EXERCISE – Scan the material below for every line with the string "assistant", and copy those lines.
MATERIAL TO PROCESS Start Marker
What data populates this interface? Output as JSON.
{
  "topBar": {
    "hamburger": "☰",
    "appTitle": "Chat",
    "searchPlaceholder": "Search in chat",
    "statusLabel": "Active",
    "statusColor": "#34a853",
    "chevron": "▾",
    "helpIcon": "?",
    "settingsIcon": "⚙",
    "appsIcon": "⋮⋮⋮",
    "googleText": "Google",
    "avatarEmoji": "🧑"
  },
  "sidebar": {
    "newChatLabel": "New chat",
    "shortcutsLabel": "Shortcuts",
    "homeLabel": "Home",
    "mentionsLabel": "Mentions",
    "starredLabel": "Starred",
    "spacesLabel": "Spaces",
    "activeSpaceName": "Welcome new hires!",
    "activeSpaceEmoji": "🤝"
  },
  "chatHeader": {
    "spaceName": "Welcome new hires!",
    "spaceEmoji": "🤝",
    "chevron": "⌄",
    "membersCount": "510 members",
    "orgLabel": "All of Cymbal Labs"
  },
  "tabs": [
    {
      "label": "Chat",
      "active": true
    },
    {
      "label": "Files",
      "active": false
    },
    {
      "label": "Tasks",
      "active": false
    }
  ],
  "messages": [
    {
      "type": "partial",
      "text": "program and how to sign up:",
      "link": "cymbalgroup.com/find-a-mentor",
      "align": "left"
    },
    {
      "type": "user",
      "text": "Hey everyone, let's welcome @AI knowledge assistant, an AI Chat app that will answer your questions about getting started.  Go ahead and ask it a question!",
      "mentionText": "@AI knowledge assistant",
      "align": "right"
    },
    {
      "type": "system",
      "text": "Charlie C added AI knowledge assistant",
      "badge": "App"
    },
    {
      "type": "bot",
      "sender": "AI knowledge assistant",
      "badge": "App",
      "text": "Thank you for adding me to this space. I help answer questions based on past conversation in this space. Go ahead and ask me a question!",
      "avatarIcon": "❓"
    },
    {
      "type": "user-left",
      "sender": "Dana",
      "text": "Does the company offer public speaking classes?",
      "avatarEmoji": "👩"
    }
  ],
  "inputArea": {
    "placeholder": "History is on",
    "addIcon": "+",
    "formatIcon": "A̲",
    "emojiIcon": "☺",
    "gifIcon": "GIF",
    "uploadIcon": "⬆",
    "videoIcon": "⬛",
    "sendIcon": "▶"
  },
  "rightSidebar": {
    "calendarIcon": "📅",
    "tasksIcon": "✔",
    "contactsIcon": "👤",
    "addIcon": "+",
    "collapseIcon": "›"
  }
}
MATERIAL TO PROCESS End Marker
TASK OUTPUT –
      "text": "Hey everyone, let's welcome @AI knowledge assistant, an AI Chat app that will answer your questions about getting started.  Go ahead and ask it a question!",
      "mentionText": "@AI knowledge assistant",
      "text": "Charlie C added AI knowledge assistant",
      "sender": "AI knowledge assistant",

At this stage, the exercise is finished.